Emma Cownie Artist

Swansea and Gower Contemporary Artist

AdilaMKarol

Keep it simple, but significant!

The Word Forge

Casting truth, melting down golden calves

Neurodivergent Rebel

Rebelling against a culture that values assimilation over individuality.

Human Life Run

Mistakes Are Reality Of Life.Lets Understand and Move on!!

Solace

with Jason Lee, Author of Living with the Dragon

Logical Quotes

Logical and Inspirational Quotes

jennifersekella

This WordPress.com site is the bee's knees

MAKE ME UP MARIE

An authentic lifestyle blog and open journal | Written by Marie Penrose

raynotbradbury

We are cups, constantly being filled.
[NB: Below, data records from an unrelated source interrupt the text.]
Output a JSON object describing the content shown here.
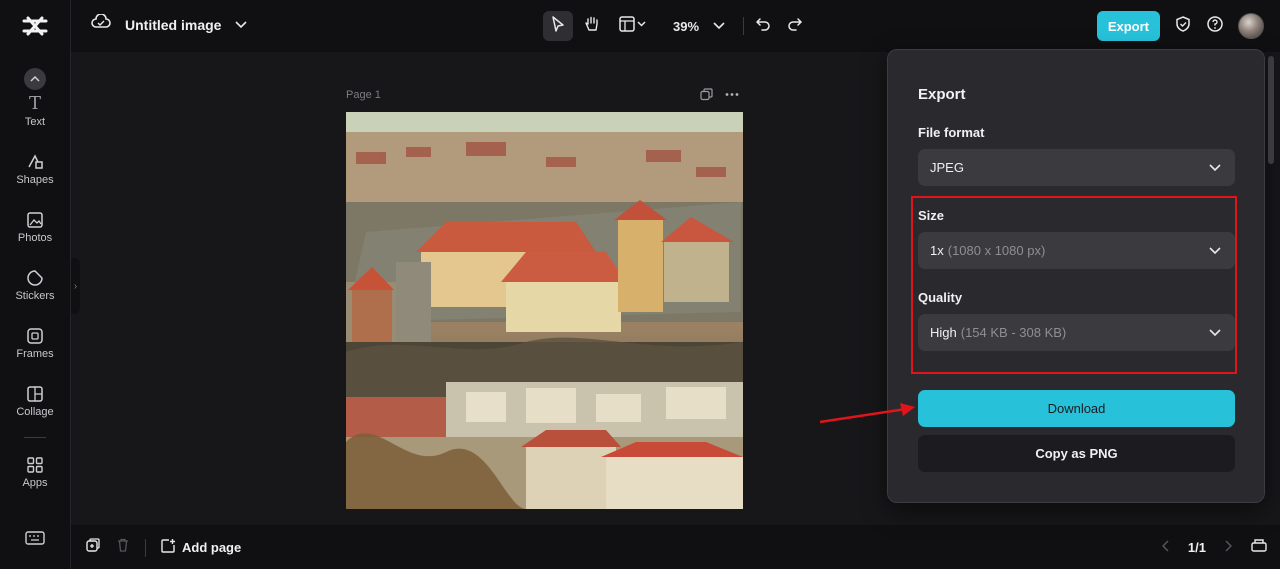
{
  "header": {
    "title": "Untitled image",
    "zoom": "39%",
    "export_label": "Export"
  },
  "sidebar": {
    "items": [
      {
        "label": "Text",
        "icon": "text-icon"
      },
      {
        "label": "Shapes",
        "icon": "shapes-icon"
      },
      {
        "label": "Photos",
        "icon": "photos-icon"
      },
      {
        "label": "Stickers",
        "icon": "stickers-icon"
      },
      {
        "label": "Frames",
        "icon": "frames-icon"
      },
      {
        "label": "Collage",
        "icon": "collage-icon"
      },
      {
        "label": "Apps",
        "icon": "apps-icon"
      }
    ]
  },
  "canvas": {
    "page_label": "Page 1"
  },
  "bottom": {
    "add_page_label": "Add page",
    "page_count": "1/1"
  },
  "export_panel": {
    "title": "Export",
    "file_format_label": "File format",
    "file_format_value": "JPEG",
    "size_label": "Size",
    "size_value": "1x",
    "size_detail": "(1080 x 1080 px)",
    "quality_label": "Quality",
    "quality_value": "High",
    "quality_detail": "(154 KB - 308 KB)",
    "download_label": "Download",
    "copy_label": "Copy as PNG"
  },
  "colors": {
    "accent": "#27c2da",
    "highlight": "#e0141a"
  }
}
The trick is, knowing how to tip ourselves over and let the beautiful stuff out.

Oriana's Notes

Just some stuff you might like. Or not. What do I know about you.

Child of Cynicism

"We're just two lost souls swimming in a fishbowl year after year."

Eric's Corner of the Globe

Within the confines of one's mind lay the keys to eternity

Musings of PuppyDoc

Poetry & Medicine

Invisible Illnesses

Awareness, Education, Research & Quips

aspergerinformator

en opplysningsblogg om Asperger syndrom

Captain Awkward

Advice. Staircase Wit. Faux Pas. Movies.